We arrived at Port Isaac at low tide, but decided NOT to park on the shore, like others were. The little town was lovely, but at the time I was oblivious to its claim to fame - the setting for the TV drama Doc Martin. Having watched the series now, I can see why those who knew the show wished to visit the town!

June 23, 2010

South West England VI - Wells Cathedral

Digital original
On the drive into Wells, I paused to fill the car with petrol, and saw this lovely scene, with the two lines of chimneys and a church tower. Fortunately, as always, a camera was at hand, and without much delay, I was able to make the above composition.
Digital original, 13 image exposure blend, 3 frame stitch
Wells Cathedral was the first of the dozen or so Cathedrals and Abbeys I planned to photograph during this trip. Making images of the ceiling of the chapter house felt like a dream - and this was only the first of many in the coming week and a half!

Completed by 1306, the Chapter Hpise is where the church canons met daily to discuss business. The original stained glass windows were smashed by Cromwell’s soldiers during the English Civil War (1642-61). The roof, known as a tierceron vault, has 32 ribs (called tiercerons) springing from the central shaft. While not quite a fan vault, it was one of the important architectural steps towards developing the fan vault.
Digital original, 2 image stitch
The cloister at Well was quite restrained, compared to the ornate ceilings in later constructions; I actually find the stark lines of the ceiling vaulting quite delicate, giving a feeling of a spiderweb, as much as a hall of stone and glass.
Digital original, 3 image exposure blend
My visual expectations of Wells Cathedral were mostly based upon the work of Frederick Evans, who's work I have loved for more than two decades. The scissor arches under the tower are so iconic that rather than focus on them (as most photographers seem to do), I decided to show them in the context of the nave.
Digital infrared original, 6 image stitch
On the drive back to our accommodation, we passed through some lovely rolling countryside, and with the early evening sun casting long shadows, it was a perfect subject for infrared!

June 22, 2010

South West England V - Cornwall
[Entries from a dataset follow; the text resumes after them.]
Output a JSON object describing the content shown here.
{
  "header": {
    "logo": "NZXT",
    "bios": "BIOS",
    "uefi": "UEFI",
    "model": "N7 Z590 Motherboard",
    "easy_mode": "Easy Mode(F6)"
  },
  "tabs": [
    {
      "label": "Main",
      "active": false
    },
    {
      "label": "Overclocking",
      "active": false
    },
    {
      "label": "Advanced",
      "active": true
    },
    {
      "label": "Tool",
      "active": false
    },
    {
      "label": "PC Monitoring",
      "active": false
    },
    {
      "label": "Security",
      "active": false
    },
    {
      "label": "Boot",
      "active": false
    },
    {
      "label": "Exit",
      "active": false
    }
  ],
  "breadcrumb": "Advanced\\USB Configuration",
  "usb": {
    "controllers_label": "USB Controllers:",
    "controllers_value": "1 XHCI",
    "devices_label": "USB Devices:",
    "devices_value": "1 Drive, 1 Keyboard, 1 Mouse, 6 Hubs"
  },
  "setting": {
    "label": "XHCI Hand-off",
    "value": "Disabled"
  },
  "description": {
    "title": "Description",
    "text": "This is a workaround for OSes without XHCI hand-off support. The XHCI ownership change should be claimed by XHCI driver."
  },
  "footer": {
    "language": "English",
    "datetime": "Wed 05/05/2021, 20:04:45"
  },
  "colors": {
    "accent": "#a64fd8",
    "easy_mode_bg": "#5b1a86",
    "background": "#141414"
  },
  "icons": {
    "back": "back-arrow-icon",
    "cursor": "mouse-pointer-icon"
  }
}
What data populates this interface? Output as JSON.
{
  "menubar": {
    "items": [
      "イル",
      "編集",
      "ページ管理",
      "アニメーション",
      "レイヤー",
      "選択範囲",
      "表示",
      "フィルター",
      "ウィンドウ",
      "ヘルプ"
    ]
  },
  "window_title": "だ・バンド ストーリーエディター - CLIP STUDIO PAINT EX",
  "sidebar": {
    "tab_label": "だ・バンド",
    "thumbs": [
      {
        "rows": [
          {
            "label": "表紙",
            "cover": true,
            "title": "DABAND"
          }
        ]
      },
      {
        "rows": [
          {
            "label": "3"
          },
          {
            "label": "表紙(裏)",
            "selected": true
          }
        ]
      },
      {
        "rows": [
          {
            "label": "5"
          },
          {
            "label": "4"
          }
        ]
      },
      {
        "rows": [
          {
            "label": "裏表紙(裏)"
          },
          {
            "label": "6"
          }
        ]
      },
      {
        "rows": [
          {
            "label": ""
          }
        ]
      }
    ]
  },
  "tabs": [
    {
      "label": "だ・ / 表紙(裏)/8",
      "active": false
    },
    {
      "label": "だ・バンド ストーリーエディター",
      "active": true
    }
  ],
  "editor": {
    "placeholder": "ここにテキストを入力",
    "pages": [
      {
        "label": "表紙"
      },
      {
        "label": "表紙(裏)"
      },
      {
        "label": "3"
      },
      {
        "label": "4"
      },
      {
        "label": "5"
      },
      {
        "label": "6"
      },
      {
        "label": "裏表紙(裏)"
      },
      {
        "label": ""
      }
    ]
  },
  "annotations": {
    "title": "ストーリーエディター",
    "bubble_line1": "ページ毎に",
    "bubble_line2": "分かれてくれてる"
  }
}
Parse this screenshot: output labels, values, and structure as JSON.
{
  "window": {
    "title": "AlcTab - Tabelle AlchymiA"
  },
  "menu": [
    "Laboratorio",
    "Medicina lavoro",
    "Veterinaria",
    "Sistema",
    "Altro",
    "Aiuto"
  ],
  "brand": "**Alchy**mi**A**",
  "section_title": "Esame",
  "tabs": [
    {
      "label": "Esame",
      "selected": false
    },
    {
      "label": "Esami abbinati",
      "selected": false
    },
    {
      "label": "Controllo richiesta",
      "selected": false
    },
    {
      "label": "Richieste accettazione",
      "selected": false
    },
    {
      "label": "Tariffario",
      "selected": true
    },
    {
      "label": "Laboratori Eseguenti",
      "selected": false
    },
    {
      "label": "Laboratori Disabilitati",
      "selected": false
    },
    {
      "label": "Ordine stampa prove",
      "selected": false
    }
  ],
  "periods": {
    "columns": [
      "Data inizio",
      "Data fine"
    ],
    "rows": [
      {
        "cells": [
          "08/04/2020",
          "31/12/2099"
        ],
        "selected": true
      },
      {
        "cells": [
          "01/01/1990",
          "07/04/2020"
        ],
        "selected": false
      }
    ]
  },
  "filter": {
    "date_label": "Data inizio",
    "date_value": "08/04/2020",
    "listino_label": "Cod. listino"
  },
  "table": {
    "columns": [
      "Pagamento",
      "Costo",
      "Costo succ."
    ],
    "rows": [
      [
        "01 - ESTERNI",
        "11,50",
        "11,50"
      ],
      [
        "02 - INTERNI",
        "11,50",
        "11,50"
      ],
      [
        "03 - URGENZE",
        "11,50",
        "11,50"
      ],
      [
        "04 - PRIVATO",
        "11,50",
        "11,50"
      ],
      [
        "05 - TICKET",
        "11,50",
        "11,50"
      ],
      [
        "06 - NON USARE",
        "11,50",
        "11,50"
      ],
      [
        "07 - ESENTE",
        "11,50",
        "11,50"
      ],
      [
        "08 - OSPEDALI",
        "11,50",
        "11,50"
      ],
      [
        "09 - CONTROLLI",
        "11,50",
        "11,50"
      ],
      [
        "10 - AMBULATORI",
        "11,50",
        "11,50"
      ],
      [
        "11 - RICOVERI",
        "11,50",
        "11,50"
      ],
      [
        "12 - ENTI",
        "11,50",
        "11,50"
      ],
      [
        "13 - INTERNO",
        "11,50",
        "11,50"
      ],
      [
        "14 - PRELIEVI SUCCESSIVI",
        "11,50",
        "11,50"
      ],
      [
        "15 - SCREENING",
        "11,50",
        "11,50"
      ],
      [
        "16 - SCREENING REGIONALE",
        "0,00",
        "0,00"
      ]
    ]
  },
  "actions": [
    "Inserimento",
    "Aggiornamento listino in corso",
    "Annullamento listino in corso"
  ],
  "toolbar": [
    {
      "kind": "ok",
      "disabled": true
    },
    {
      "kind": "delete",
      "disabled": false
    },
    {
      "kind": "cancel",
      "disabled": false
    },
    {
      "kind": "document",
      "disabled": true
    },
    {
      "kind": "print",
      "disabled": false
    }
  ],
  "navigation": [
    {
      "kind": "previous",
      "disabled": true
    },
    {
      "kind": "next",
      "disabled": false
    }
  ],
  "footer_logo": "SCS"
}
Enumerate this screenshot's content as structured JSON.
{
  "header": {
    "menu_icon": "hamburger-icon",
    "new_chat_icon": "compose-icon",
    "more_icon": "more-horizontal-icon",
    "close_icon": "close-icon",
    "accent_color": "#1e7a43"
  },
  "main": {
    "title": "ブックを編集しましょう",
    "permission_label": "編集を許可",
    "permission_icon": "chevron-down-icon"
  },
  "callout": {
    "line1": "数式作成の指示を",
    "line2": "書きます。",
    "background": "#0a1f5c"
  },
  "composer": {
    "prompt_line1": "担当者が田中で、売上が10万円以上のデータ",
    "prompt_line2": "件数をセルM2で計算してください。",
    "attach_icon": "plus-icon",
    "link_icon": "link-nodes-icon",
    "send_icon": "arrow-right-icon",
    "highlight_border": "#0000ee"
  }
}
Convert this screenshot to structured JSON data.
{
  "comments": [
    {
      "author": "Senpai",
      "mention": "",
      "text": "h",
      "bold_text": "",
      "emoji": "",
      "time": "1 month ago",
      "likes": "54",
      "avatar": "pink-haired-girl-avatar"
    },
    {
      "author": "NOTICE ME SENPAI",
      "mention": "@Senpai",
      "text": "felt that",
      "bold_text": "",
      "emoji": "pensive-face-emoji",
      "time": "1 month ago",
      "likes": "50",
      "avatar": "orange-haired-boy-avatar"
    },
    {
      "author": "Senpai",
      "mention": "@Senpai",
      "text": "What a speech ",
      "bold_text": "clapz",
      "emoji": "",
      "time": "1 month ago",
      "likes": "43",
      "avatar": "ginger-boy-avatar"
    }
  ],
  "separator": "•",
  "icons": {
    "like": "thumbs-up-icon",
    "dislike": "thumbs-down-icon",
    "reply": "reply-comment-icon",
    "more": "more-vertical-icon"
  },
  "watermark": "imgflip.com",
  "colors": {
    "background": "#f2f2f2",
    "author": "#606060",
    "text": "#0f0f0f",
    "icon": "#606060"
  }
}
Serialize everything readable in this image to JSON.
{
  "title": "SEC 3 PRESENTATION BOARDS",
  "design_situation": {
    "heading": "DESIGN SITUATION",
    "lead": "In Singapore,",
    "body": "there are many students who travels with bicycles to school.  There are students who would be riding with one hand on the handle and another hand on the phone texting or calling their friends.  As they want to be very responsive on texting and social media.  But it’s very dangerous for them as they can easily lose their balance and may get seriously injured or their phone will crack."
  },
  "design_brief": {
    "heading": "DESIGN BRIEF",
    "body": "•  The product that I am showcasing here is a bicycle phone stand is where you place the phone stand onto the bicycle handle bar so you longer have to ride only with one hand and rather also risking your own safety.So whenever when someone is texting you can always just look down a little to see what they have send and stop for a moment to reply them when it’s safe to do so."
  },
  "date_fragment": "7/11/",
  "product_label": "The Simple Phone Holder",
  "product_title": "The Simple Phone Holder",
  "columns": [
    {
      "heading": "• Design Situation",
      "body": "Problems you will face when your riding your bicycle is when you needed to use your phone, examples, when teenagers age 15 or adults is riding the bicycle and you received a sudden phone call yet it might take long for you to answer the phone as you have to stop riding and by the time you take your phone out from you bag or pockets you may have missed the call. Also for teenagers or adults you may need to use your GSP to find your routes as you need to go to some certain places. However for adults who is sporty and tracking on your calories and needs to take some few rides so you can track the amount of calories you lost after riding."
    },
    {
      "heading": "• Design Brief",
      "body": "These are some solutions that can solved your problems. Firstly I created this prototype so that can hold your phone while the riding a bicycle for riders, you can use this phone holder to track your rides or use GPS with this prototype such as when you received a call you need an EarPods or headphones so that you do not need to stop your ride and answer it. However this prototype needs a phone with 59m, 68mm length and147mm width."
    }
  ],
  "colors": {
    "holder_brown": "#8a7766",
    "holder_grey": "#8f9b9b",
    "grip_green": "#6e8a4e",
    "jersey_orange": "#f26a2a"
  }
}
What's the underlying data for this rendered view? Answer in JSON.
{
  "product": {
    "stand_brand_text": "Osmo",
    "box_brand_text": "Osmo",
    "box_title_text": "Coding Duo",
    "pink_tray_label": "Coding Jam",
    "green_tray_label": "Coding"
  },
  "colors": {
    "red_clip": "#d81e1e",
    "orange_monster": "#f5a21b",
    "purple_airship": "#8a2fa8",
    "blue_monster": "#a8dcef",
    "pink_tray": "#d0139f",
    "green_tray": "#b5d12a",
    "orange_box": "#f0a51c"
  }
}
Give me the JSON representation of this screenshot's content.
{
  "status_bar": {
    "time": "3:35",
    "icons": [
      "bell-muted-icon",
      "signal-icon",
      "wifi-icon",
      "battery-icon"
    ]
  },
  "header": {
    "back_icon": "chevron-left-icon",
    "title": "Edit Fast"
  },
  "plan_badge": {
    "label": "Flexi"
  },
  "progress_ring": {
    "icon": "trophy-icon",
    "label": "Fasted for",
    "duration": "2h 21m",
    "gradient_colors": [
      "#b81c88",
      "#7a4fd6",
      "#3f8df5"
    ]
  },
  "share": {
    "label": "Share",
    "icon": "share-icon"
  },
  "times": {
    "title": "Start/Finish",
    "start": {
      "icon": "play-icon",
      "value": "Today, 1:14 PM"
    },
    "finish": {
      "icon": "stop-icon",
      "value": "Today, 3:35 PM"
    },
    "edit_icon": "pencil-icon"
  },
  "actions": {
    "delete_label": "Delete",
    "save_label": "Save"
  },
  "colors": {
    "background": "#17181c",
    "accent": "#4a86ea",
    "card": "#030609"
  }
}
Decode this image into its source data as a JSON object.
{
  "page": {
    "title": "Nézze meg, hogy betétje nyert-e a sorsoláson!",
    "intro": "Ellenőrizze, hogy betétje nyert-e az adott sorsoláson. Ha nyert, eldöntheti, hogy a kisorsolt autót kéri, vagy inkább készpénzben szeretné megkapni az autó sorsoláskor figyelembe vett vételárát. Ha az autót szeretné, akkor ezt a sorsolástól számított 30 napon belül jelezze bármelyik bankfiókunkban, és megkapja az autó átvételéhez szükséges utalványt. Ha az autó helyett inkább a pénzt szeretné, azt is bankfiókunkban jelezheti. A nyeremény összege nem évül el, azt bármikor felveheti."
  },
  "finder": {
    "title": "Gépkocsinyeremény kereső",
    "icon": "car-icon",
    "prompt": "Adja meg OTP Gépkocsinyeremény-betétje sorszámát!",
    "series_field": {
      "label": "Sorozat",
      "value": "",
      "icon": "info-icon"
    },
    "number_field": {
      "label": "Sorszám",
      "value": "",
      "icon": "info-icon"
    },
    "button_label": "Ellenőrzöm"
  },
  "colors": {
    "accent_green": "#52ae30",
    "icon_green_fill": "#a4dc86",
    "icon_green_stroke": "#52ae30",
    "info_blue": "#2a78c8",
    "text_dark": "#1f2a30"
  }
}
This day was spent exploring Cornwall, starting with a photo walk with students through Launceston, Cornwall. The first pause was at St Mary Magdalene's Church, which was a nice little building, built between 1511 and 1524. While it lacked the drama of a majestic Gothic cathedral, it was a nice pause in a day otherwise spent photographing outdoors.
The other major structure in Launceston is the ruins of the castle, built 2-4 years after the 1066 Norman invasion. I defaulted to my infrared camera when photographing the castle, as it pulled the stout stone walls out from the surrounding foliage, and shifted the focus of the image from the beautiful blue sky and green trees to the structure itself.
Digital infrared original, 4 image exposure blend, 3 frame stitch
After we left Launcesto, we drove onto Bodmin moor, eventually seeking out a roadhouse for lunch and a short break. While the students relaxed, I ventured out to the nearby river, and made an image looking under the bridge. 
The most notable feature of Bodmin moor (beside the landscape itself), are the ponies - fuzzy little horses that have little fear of car or people, and permit photographers to approach to a surprisingly close camera position. A great place for long lenses with large apertures.
It is hard to roam the Cornwall landscape and not make image of hedge rows; in this case, I put one directly in the foreground, as a frame for the landscape behind. The decision to keep the depth of field shallow, which I was hesitant about at the time, turned out to be a good decision, as it helps keep the background and the foreground from getting too confused.
On our drive homewards at the end of the day, we stopped in several small villages, seeking a place for dinner. We finally found it in a small river-crossing town, where we are a fabulous dinner (double servings of the mushroom soup!). After dinner, we walked around town before the last long stretch of driving, and I came across this beautiful fence - complete with mixed lighting from the early evening.